The Glass Half Full: Letter writing creates meaning in digital age

As society continues to rely on technology, gone are the days of handwritten letters and notes. We find ourselves trading in our quills for pens and our pens for keyboards.


A culture of instant gratification has deemed meaningful interactions as unnecessary and outdated when conversations can now occur with the typing of keys and pressing of buttons.
When I was younger, my best friend moved away across the country. At the time we were too young for cell phones and social media, so we turned to a classic, seemingly prehistoric, form of communication, letter writing.
Our conversations consisted of the trivial day-to-day goings of elementary schoolers.
However, it was never really what the letters said that was so important to me.
I didn’t run out to the mailbox everyday after school to read the eloquent inscriptions of my 10-year-old best friend.
No, for me, it was simply enough to know that someone had taken the time to collect and write down their thoughts on pretty stationary, just for me.

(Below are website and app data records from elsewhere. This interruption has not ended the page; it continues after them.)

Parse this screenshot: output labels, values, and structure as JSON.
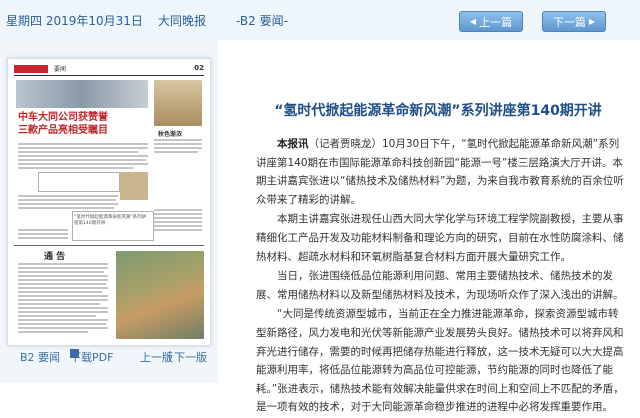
{
  "topbar": {
    "date": "星期四 2019年10月31日",
    "paper": "大同晚报",
    "page": "-B2 要闻-",
    "prev_label": "上一篇",
    "next_label": "下一篇"
  },
  "thumbnail": {
    "masthead_label": "要闻",
    "page_num": "02",
    "headline_line1": "中车大同公司获赞誉",
    "headline_line2": "三款产品亮相受瞩目",
    "notice_title": "通  告",
    "side_title": "秋色渐浓",
    "side_caption": "“氢时代掀起能源革命新风潮”系列讲座第140期开讲"
  },
  "bottom_links": {
    "page_label": "B2 要闻",
    "pdf_label": "下载PDF",
    "prev_page": "上一版",
    "separator": "|",
    "next_page": "下一版"
  },
  "article": {
    "title": "“氢时代掀起能源革命新风潮”系列讲座第140期开讲",
    "lead": "本报讯",
    "p1": "（记者贾晓龙）10月30日下午，“氢时代掀起能源革命新风潮”系列讲座第140期在市国际能源革命科技创新园“能源一号”楼三层路演大厅开讲。本期主讲嘉宾张进以“储热技术及储热材料”为题，为来自我市教育系统的百余位听众带来了精彩的讲解。",
    "p2": "本期主讲嘉宾张进现任山西大同大学化学与环境工程学院副教授，主要从事精细化工产品开发及功能材料制备和理论方向的研究，目前在水性防腐涂料、储热材料、超疏水材料和环氧树脂基复合材料方面开展大量研究工作。",
    "p3": "当日，张进围绕低品位能源利用问题、常用主要储热技术、储热技术的发展、常用储热材料以及新型储热材料及技术，为现场听众作了深入浅出的讲解。",
    "p4": "“大同是传统资源型城市，当前正在全力推进能源革命，探索资源型城市转型新路径，风力发电和光伏等新能源产业发展势头良好。储热技术可以将弃风和弃光进行储存，需要的时候再把储存热能进行释放，这一技术无疑可以大大提高能源利用率，将低品位能源转为高品位可控能源，节约能源的同时也降低了能耗。”张进表示，储热技术能有效解决能量供求在时间上和空间上不匹配的矛盾，是一项有效的技术，对于大同能源革命稳步推进的进程中必将发挥重要作用。"
  },
  "colors": {
    "accent": "#2b5f9a",
    "title": "#1f4f86",
    "masthead": "#c8262d"
  }
}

My name written in ink at the top of the page made me feel special. And yet this correspondence only lasted a year. Why? What changed?
We both got busy. Weekly correspondence stretched to monthly and then monthly faded into nothing at all.
Access to cell phones and social media provided a fast and easy way to reach friends.
It was no longer necessary to check the mailbox day after day hoping to find a pretty yellow letter addressed with my name.
We soon made the switch from letters to texts and then texts to Snapchats.
However the alleged benefits of texting and Snapchat, like instant replies, were not what they seemed.
Impersonal, surface level interactions took the place of meaningful interaction.
The introspection needed to gather one’s thoughts to compile in a letter was gone.
Gone was the feeling of personalization, of feeling special. A text message never had the same significance as a handwritten note.
But what is the solution? Returning to a paper world in the age of technology is unrealistic. It is impossible to undo progress.
Instead, it is important to find meaning and value in every interaction online.
Take advantage of what technology has to offer.
While there are drawbacks of texting and social media platforms, it is impossible to ignore the benefits that this technology brings to our lives.
Millions of people are now accessible with the click of a button.
Use your resources to find friends with whom you have lost touch.
Send them a text, or even a letter. The commonality between all these mediums of communication is human connection.
As human beings we crave connection and love.
We want to know that there are people experiencing the same things we are experiencing.
We want our feelings to be shared and validated.